Climate change has prompted us to rethink public policies related to tourism. During the virtual event “Vámonos pa’l norte: community, planning and tourism,” Jon Borschow and Annie Mayol talked with experts about the efforts and strategies needed at the national level to promote economic activity through tourism, from a perspective of social and environmental sustainability.
Along with Gerardo Hernández, assistant secretary of the National Parks Program of the Department of Natural Resources (DRNA); Fernando Lloveras, president of Para la Naturaleza; and Carlos Mercado, executive director of the Puerto Rico Tourism Company (PRTC), we shared initiatives and recommendations for sustainable tourism in Puerto Rico. In addition, with a special presentation by Alberto López Chaves, general manager of the Costa Rican Tourism Board (ICT), we learned more about successful strategies for sustainable development in Costa Rica that can be models for Puerto Rico.
Currently, public policies aimed at protecting natural assets and developing sustainable tourism in parks, forests and reserves under the DRNA focus on revitalizing vacation centers, promoting ecotourism alliances and educating youth about the importance of preserving and conserving resources. In addition, Hernández added that the department seeks community proposals for recreational activities and tours.
From the private sector, Lloveras, representing Para La Naturaleza, shared that the organization’s goal is to protect 33% of the land in Puerto Rico by 2023. “Our development model has been disjointed and we have not had that planning necessary to have an island that is in ecological functionality,” said the organization’s president. According to him, the creation of human experiences, and decentralized tourism and policies that support that direction are some of the efforts needed at the national level.

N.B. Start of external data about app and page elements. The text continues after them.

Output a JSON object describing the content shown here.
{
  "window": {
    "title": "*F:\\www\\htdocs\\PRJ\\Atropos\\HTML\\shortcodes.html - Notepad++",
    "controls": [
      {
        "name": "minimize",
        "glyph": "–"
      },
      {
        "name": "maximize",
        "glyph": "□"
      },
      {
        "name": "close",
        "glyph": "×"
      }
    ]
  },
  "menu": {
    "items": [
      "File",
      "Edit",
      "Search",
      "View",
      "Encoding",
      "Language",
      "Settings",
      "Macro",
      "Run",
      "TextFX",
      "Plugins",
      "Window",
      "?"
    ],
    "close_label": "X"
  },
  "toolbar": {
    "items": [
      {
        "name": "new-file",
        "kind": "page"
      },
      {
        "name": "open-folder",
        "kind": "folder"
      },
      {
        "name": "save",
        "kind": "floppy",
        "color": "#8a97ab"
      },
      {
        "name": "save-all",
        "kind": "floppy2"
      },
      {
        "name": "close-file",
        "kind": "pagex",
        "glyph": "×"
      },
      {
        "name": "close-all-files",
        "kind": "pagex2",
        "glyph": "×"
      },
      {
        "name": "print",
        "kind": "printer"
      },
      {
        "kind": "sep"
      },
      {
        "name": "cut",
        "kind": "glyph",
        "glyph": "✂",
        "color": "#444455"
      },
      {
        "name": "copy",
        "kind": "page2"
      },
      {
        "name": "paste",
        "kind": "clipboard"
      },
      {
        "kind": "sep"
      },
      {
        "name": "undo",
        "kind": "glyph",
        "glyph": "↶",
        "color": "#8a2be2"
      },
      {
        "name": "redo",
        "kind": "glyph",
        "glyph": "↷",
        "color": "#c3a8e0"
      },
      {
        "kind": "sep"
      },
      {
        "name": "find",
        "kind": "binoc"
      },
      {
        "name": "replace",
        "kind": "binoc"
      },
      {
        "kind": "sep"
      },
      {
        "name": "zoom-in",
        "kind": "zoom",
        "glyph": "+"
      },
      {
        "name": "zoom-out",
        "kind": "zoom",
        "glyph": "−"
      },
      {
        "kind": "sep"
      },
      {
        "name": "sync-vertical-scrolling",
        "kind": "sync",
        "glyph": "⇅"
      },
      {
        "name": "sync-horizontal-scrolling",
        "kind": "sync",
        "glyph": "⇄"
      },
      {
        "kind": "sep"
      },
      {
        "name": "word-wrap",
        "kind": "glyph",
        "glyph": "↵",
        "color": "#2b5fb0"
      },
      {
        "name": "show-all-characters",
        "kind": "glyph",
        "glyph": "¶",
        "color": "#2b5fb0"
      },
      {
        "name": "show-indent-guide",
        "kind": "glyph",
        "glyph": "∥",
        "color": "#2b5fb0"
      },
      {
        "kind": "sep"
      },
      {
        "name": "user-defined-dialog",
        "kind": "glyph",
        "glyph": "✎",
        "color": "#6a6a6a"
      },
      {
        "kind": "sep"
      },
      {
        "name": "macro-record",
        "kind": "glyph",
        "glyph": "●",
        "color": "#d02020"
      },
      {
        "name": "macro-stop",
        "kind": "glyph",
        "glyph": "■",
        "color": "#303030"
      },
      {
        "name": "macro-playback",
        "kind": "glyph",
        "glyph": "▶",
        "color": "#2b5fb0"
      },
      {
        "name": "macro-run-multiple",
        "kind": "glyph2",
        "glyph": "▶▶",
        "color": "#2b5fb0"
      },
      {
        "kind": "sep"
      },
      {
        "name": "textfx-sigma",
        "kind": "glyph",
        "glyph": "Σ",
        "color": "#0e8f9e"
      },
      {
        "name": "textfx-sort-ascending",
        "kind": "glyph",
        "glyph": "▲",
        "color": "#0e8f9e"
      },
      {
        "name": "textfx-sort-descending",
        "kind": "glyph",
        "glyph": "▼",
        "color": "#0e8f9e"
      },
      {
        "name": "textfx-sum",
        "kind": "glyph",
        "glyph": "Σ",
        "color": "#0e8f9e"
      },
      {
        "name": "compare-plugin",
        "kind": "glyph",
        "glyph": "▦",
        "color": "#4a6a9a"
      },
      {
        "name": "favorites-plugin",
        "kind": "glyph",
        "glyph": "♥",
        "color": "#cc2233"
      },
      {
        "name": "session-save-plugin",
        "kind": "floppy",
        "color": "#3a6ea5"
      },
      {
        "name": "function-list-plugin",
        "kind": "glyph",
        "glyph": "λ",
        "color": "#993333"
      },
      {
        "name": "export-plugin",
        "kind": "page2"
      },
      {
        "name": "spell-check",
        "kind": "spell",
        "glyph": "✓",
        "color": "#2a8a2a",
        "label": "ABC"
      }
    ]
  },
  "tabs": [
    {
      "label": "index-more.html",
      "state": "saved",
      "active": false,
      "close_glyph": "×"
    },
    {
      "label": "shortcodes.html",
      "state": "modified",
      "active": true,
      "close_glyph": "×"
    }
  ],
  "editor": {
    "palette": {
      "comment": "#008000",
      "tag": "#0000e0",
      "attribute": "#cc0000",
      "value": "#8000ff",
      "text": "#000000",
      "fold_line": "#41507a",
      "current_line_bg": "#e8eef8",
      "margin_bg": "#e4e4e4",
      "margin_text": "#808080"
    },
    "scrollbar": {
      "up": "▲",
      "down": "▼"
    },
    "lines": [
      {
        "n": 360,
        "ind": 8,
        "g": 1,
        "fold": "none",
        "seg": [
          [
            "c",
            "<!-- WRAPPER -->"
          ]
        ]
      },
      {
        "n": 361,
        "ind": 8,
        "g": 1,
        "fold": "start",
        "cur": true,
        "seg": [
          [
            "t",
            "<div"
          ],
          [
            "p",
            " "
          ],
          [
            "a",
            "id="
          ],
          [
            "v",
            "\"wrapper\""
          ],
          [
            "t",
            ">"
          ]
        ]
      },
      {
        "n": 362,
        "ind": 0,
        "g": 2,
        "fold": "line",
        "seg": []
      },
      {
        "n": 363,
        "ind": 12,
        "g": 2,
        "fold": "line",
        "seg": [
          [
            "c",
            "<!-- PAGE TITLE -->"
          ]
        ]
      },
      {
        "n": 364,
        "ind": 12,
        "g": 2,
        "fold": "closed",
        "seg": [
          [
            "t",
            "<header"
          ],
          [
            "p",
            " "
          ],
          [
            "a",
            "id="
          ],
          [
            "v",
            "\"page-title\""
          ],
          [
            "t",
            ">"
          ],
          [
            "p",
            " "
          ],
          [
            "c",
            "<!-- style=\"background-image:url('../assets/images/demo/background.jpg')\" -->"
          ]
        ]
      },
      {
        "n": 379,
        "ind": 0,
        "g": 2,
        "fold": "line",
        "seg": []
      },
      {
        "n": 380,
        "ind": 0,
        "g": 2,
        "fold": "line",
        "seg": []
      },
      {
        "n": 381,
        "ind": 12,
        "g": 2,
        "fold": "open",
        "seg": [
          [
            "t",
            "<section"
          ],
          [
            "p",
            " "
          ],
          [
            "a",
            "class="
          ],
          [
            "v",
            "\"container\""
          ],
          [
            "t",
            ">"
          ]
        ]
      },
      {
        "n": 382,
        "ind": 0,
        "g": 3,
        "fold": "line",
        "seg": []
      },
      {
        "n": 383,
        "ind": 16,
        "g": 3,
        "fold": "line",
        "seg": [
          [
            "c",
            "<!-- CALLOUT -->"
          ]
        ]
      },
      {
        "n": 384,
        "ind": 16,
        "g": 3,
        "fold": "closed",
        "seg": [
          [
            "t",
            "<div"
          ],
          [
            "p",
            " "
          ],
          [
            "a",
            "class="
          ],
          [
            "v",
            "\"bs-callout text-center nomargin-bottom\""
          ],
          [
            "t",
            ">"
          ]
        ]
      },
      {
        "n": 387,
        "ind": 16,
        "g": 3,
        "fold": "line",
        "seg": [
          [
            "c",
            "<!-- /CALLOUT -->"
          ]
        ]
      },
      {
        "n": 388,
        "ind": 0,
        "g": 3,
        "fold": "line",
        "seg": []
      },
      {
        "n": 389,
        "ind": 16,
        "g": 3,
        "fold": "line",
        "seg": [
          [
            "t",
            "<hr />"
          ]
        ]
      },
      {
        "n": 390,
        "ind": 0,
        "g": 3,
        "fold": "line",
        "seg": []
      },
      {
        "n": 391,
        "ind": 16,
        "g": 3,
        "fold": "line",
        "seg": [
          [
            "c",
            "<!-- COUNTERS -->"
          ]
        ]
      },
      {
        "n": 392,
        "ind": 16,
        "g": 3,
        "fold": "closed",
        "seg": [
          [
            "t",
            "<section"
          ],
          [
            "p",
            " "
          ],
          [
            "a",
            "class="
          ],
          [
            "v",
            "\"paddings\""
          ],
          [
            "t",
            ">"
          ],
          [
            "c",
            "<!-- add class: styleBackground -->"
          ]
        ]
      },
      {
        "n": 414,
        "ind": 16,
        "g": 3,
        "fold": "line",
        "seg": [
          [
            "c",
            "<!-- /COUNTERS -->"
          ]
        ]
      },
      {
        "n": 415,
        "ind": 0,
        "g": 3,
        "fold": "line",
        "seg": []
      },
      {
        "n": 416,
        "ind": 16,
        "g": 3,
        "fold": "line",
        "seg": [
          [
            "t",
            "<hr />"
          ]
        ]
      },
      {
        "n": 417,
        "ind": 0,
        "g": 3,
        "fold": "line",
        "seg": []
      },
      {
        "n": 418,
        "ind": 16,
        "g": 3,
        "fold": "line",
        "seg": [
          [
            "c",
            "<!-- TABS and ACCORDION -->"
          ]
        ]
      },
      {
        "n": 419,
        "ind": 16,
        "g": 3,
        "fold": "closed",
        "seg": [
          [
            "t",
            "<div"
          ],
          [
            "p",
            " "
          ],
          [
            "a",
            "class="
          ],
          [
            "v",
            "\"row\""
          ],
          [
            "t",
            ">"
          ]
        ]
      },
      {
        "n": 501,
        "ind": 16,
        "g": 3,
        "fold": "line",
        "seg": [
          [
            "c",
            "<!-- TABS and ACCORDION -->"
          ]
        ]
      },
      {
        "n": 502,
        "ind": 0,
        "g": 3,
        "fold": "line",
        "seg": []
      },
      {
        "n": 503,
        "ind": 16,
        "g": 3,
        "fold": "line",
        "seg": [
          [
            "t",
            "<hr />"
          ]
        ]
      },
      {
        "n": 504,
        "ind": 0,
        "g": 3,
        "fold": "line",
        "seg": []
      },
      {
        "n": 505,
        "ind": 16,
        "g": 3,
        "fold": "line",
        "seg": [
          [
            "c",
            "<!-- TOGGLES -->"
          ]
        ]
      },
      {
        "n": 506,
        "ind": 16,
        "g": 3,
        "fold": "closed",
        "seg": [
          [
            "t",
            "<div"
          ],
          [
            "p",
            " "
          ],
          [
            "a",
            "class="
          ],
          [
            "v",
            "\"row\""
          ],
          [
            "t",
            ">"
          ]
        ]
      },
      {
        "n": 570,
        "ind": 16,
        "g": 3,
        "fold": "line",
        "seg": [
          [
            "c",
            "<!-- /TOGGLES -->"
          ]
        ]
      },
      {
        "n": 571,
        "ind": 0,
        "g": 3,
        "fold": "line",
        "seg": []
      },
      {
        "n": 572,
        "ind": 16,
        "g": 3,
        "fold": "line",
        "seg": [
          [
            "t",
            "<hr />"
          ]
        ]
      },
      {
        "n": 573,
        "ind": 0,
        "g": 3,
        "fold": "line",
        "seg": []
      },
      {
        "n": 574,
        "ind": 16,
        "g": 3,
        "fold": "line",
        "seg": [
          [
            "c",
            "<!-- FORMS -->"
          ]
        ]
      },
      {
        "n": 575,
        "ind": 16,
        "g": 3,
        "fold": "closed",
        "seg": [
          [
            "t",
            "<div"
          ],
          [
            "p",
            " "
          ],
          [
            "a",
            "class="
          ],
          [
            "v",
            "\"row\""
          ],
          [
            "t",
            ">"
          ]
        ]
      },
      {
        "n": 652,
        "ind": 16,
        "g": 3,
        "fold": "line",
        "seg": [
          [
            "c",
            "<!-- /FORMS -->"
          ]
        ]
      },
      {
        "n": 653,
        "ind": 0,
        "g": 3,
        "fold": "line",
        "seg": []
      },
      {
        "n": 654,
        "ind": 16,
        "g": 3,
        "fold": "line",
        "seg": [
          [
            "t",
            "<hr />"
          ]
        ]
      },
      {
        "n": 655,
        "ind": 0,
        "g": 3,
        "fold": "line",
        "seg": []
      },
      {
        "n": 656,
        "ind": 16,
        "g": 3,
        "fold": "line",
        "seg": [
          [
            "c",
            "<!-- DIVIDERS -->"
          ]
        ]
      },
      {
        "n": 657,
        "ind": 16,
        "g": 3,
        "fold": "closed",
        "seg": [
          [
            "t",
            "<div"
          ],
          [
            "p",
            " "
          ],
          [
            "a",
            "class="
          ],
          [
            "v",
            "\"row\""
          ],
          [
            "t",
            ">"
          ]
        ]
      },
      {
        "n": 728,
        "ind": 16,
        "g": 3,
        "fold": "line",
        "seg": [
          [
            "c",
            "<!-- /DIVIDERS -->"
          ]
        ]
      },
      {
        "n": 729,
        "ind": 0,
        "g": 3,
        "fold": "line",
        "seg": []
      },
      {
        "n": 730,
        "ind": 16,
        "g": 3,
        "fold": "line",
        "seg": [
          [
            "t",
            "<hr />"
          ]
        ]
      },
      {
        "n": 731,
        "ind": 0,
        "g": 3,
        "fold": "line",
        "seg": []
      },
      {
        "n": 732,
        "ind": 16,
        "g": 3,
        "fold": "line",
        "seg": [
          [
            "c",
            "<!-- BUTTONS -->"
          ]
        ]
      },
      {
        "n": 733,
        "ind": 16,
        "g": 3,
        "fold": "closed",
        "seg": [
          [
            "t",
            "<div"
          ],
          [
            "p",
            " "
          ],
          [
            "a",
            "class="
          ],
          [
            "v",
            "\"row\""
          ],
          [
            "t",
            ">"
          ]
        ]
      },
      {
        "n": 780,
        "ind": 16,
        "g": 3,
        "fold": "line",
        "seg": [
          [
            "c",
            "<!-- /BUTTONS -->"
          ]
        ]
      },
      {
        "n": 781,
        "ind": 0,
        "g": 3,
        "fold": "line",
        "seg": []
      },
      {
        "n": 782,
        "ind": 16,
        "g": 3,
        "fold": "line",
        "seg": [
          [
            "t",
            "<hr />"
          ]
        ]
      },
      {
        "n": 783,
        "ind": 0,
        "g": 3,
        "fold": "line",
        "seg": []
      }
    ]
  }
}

Mercado said the PRTC is making efforts to promote sustainable tourism through best practices training programs focused on ecotourism and agrotourism. With the launch of its agrotourism program, the company hopes to complement agricultural activity with tourism to attract the attention of visitors.
Regarding public policies, López Chaves commented that it is essential to implement and maintain them. ”The approach of aiming with a national public policy […] towards tourism will eventually make tourism a strong, resilient sector and a sector that generates wealth and wellbeing for all the communities that are around tourism developments,“ López Chaves continued.
Hernández emphasized the development of public policy focused on knowing our natural resources and their importance for the economic development of Puerto Rico. The panelists agreed on developing a national tourism project, as opposed to a regional one. They also emphasized the need to educate Puerto Ricans about the conservation and preservation of natural resources.
During the ICT’s presentation, López Chaves explained that Costa Rica opted for an supply model, where the tourist adapts to the country. By clearly defining the tourism development model, they were able to execute successfully. “Over time, we have been very capable of innovating, so much so, that the country’s average stay evolved from 3 nights in the 80’s to almost 13 nights today, at this moment,” commented the ICT general manager. According to López Chaves, sustainable tourism development has to take into account the social, cultural, economic and environmental aspects. At the same time, communities must be the leaders of their tourism development projects in order for the initiatives to succeed.
To close the conversation, Mr. Hernández highlighted the collaboration of Foundation for Puerto Rico, the Tourism Company and National Parks to achieve the reopening of the Camuy River Cave Park. Mr. Lloveras added the importance of revitalizing these attractions and maintaining them after their reopening so that they will be of long-term benefit.
Borschow hopes that this collaboration will open the doors to future revitalization projects around the island. At that point, other tourist attractions of focus for the panelists were discussed, such as Playa Rosada in Lajas, Punta Soldado in Culebra and Lago Toa Vaca in Villalba have been identified as upcoming projects for rehabilitation, according to Mercado, and that would encourage collaboration between the various entities to carry them out.